### TASK DIRECTIONS
Your job is to reproduce all of the data exactly.

(Source data)
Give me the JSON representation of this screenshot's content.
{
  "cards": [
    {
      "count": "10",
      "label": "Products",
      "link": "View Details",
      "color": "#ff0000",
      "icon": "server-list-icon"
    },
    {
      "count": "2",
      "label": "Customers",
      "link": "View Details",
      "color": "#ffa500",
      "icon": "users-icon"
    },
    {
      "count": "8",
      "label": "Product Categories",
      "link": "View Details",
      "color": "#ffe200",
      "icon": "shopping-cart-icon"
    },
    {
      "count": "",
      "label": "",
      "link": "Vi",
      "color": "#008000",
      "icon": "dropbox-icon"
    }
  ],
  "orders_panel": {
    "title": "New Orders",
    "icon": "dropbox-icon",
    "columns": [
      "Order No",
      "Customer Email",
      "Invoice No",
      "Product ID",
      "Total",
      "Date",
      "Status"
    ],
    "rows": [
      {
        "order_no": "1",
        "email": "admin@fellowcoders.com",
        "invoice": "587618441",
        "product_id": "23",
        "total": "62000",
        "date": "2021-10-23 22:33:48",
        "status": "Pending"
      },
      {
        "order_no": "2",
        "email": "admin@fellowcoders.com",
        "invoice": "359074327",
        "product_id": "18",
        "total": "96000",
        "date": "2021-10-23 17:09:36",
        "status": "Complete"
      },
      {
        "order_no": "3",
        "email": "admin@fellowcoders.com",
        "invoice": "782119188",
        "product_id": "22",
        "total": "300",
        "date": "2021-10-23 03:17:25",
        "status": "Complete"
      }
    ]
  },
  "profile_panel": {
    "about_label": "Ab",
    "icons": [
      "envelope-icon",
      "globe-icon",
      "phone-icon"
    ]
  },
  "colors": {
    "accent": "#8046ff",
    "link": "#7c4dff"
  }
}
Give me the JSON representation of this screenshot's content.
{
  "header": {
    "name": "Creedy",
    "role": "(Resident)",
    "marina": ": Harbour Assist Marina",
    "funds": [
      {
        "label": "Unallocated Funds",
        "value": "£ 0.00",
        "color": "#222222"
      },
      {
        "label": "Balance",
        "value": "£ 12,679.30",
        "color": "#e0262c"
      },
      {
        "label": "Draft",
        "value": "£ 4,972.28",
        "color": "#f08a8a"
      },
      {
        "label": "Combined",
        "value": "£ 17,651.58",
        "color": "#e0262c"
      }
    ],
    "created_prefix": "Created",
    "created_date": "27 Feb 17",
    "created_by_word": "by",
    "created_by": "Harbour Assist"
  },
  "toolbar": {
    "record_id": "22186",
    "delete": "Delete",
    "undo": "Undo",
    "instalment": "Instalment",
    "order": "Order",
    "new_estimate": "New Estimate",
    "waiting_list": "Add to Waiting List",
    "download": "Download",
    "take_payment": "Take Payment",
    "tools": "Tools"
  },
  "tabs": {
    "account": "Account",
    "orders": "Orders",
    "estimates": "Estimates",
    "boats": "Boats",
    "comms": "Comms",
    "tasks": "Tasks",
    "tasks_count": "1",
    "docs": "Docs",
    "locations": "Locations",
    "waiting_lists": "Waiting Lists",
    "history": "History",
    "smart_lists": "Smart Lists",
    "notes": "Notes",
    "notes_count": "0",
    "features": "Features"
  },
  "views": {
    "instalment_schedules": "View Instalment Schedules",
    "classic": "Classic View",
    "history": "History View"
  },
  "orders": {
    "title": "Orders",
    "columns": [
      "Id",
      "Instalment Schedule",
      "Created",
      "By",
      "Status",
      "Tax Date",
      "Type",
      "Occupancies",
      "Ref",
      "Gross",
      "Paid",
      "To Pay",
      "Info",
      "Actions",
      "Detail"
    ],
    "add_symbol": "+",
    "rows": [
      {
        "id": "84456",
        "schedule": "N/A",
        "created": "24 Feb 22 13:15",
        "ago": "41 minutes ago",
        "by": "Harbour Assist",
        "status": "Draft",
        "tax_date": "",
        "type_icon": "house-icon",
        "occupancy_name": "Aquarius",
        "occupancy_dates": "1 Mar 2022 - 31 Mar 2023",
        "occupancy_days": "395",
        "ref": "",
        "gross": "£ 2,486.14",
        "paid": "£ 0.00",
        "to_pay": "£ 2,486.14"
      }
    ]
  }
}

### RESULT BELOW
Give me the JSON representation of this screenshot's content.
{
  "cards": [
    {
      "count": "10",
      "label": "Products",
      "link": "View Details",
      "color": "#ff0000",
      "icon": "server-list-icon"
    },
    {
      "count": "2",
      "label": "Customers",
      "link": "View Details",
      "color": "#ffa500",
      "icon": "users-icon"
    },
    {
      "count": "8",
      "label": "Product Categories",
      "link": "View Details",
      "color": "#ffe200",
      "icon": "shopping-cart-icon"
    },
    {
      "count": "",
      "label": "",
      "link": "Vi",
      "color": "#008000",
      "icon": "dropbox-icon"
    }
  ],
  "orders_panel": {
    "title": "New Orders",
    "icon": "dropbox-icon",
    "columns": [
      "Order No",
      "Customer Email",
      "Invoice No",
      "Product ID",
      "Total",
      "Date",
      "Status"
    ],
    "rows": [
      {
        "order_no": "1",
        "email": "admin@fellowcoders.com",
        "invoice": "587618441",
        "product_id": "23",
        "total": "62000",
        "date": "2021-10-23 22:33:48",
        "status": "Pending"
      },
      {
        "order_no": "2",
        "email": "admin@fellowcoders.com",
        "invoice": "359074327",
        "product_id": "18",
        "total": "96000",
        "date": "2021-10-23 17:09:36",
        "status": "Complete"
      },
      {
        "order_no": "3",
        "email": "admin@fellowcoders.com",
        "invoice": "782119188",
        "product_id": "22",
        "total": "300",
        "date": "2021-10-23 03:17:25",
        "status": "Complete"
      }
    ]
  },
  "profile_panel": {
    "about_label": "Ab",
    "icons": [
      "envelope-icon",
      "globe-icon",
      "phone-icon"
    ]
  },
  "colors": {
    "accent": "#8046ff",
    "link": "#7c4dff"
  }
}
Give me the JSON representation of this screenshot's content.
{
  "header": {
    "name": "Creedy",
    "role": "(Resident)",
    "marina": ": Harbour Assist Marina",
    "funds": [
      {
        "label": "Unallocated Funds",
        "value": "£ 0.00",
        "color": "#222222"
      },
      {
        "label": "Balance",
        "value": "£ 12,679.30",
        "color": "#e0262c"
      },
      {
        "label": "Draft",
        "value": "£ 4,972.28",
        "color": "#f08a8a"
      },
      {
        "label": "Combined",
        "value": "£ 17,651.58",
        "color": "#e0262c"
      }
    ],
    "created_prefix": "Created",
    "created_date": "27 Feb 17",
    "created_by_word": "by",
    "created_by": "Harbour Assist"
  },
  "toolbar": {
    "record_id": "22186",
    "delete": "Delete",
    "undo": "Undo",
    "instalment": "Instalment",
    "order": "Order",
    "new_estimate": "New Estimate",
    "waiting_list": "Add to Waiting List",
    "download": "Download",
    "take_payment": "Take Payment",
    "tools": "Tools"
  },
  "tabs": {
    "account": "Account",
    "orders": "Orders",
    "estimates": "Estimates",
    "boats": "Boats",
    "comms": "Comms",
    "tasks": "Tasks",
    "tasks_count": "1",
    "docs": "Docs",
    "locations": "Locations",
    "waiting_lists": "Waiting Lists",
    "history": "History",
    "smart_lists": "Smart Lists",
    "notes": "Notes",
    "notes_count": "0",
    "features": "Features"
  },
  "views": {
    "instalment_schedules": "View Instalment Schedules",
    "classic": "Classic View",
    "history": "History View"
  },
  "orders": {
    "title": "Orders",
    "columns": [
      "Id",
      "Instalment Schedule",
      "Created",
      "By",
      "Status",
      "Tax Date",
      "Type",
      "Occupancies",
      "Ref",
      "Gross",
      "Paid",
      "To Pay",
      "Info",
      "Actions",
      "Detail"
    ],
    "add_symbol": "+",
    "rows": [
      {
        "id": "84456",
        "schedule": "N/A",
        "created": "24 Feb 22 13:15",
        "ago": "41 minutes ago",
        "by": "Harbour Assist",
        "status": "Draft",
        "tax_date": "",
        "type_icon": "house-icon",
        "occupancy_name": "Aquarius",
        "occupancy_dates": "1 Mar 2022 - 31 Mar 2023",
        "occupancy_days": "395",
        "ref": "",
        "gross": "£ 2,486.14",
        "paid": "£ 0.00",
        "to_pay": "£ 2,486.14"
      }
    ]
  }
}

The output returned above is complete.